FeetFit Kiosk

FeetFit is a point of purchase (POP) shoe kiosk that aims to accurately measure users’ feet and quickly deliver the right shoes.

Try it out!

Project Summary

Made for Prototyping studio at UCSD.

Online Research

The team first explored the problem space by finding common issues users complained about. They included:

User Interviews

We guerilla interviewed potential users and asked questions like the time they spent shoe shopping, why they bought them and where, how easy the experience was, and what it was like if they bought shoes for someone else.


We aggregated our findings from research and interviews into personas that reflected the users we each advocated for. My persona advocated for the elderly and the struggles they may face.

halmunni persona

Our target age was 16–30 for people who weren’t sure about their foot size (for reasons like differing foot sizes) and wanted to quickly find the right fit.
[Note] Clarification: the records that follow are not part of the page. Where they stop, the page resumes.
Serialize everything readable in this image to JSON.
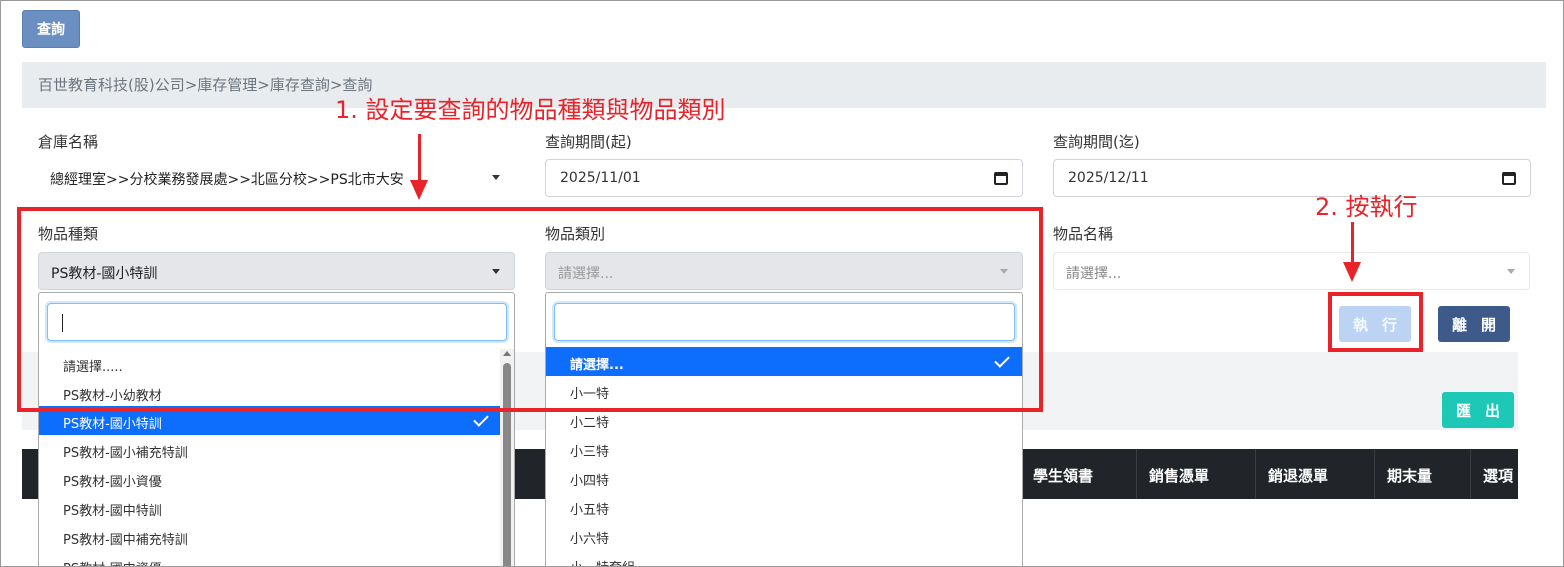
{
  "toolbar": {
    "query_label": "查詢"
  },
  "breadcrumb": "百世教育科技(股)公司>庫存管理>庫存查詢>查詢",
  "filters": {
    "warehouse": {
      "label": "倉庫名稱",
      "value": "總經理室>>分校業務發展處>>北區分校>>PS北市大安"
    },
    "period_start": {
      "label": "查詢期間(起)",
      "value": "2025/11/01"
    },
    "period_end": {
      "label": "查詢期間(迄)",
      "value": "2025/12/11"
    },
    "item_type": {
      "label": "物品種類",
      "value": "PS教材-國小特訓"
    },
    "item_category": {
      "label": "物品類別",
      "placeholder": "請選擇..."
    },
    "item_name": {
      "label": "物品名稱",
      "placeholder": "請選擇..."
    }
  },
  "item_type_dropdown": {
    "options": [
      "請選擇.....",
      "PS教材-小幼教材",
      "PS教材-國小特訓",
      "PS教材-國小補充特訓",
      "PS教材-國小資優",
      "PS教材-國中特訓",
      "PS教材-國中補充特訓",
      "PS教材-國中資優"
    ],
    "selected_index": 2
  },
  "item_category_dropdown": {
    "options": [
      "請選擇...",
      "小一特",
      "小二特",
      "小三特",
      "小四特",
      "小五特",
      "小六特",
      "小一特套組"
    ],
    "selected_index": 0
  },
  "buttons": {
    "execute": "執行",
    "leave": "離開",
    "export": "匯出"
  },
  "table": {
    "columns": [
      "學生領書",
      "銷售憑單",
      "銷退憑單",
      "期末量",
      "選項"
    ]
  },
  "annotations": {
    "step1": "1. 設定要查詢的物品種類與物品類別",
    "step2": "2. 按執行"
  },
  "colors": {
    "annotation": "#e8232a",
    "selected": "#0d6efd",
    "table_header": "#212529"
  }
}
We made storyboards to empathize and understand how users may approach and use the kiosk in certain scenarios.

Mine followed an elderly user named Margaret, who has a foot condition and struggles to find the right shoes.


With a better grasp of how users would interact with the kiosk, we sketched out thumbnails of how it would look and where the functions would be.

We aimed for it to have a space for the shoe, a measurement method, a digital tablet interface for browsing, and a payment method.

Lo-Fi Wireframes

We first mapped out a flow for the digital screen by considering user needs (measuring and finding shoes, retrieval, payment, etc.) and then approximating layouts using thumbnails before moving onto more accurately-sized paper prototypes.

wireframe sketches paper wireframes

Paper Prototype Testing

Next we made a paper prototype using fleshed-out wireframes based on our thumbnails to test our current digital screen flow by guerilla testing with and eliciting feedback from previous interviewees.

Testing mainly showed issues with a lack of a back button, no signifier to place feet (due to it being paper and not with the full kiosk), unclear wait times, and a disconnect between user expectations and screen functions.

These problems were solved by adding a back button, including instructions on where to place feet, showing wait times on the tablet, and clearer instructions throughout the app.


I used Milonote and consulted the UI designer to make a quick moodboard for her to base a style guide on. The moodboard reflects the diverse age range and warm and friendly feeling our kiosk was supposed to portray.

The moodboard we made. Our key words in mind to tell users included: Fitting (Matching), Neutral, Middleman, All-ages, and Diverse.

Digital Prototype Testing

Our UI designer created a digital prototype and we tested again. This time the main issues involved a lack of cues for payment, limited functional shoe selections, need for UI clarity (such as making buttons more noticeable), and a lack of a thank-you screen after a purchase.

adobe xd screens

We addressed these issues in the next iteration by adding more steps to the payment process, implementing more selectable shoes, increasing color contrast, and adding a thank-you screen upon a successful purchase.

Cardboard Prototyping

While the UI designer was designing, the rest of us were constructing the cardboard prototype using box-cutters, rulers, tape, and a touch-screen laptop. After forming the basic structure, door, tablet-holder and measurement device, we spray painted the base (we couldn’t add on more colors due to time).

prototype in ben's apt

Poster Design

I made a poster for the final presentation using brand colors and high-quality stock-photos to illustrate the basic steps of the FeetFit kiosk.


Final Presentation

In the final presentation, we pitched the FeetFit kiosk by presenting our cardboard prototype, poster, and demonstration to receive feedback on our work.

final presentation pic

Ideal Next Steps

With more time, our number one priority would've been heavily refining the kiosk's physical appearance to match the brand colors and visual language. Afterwards, we would've also reinforced the kiosk interior better since it was barely holding up during the presentation.


FeetFit was a particularly challenging project due to the time constraints and disagreements we had as a team, but I am grateful for the opportunity to develop my prototyping, communication, and teamwork skills.

Final Deliverables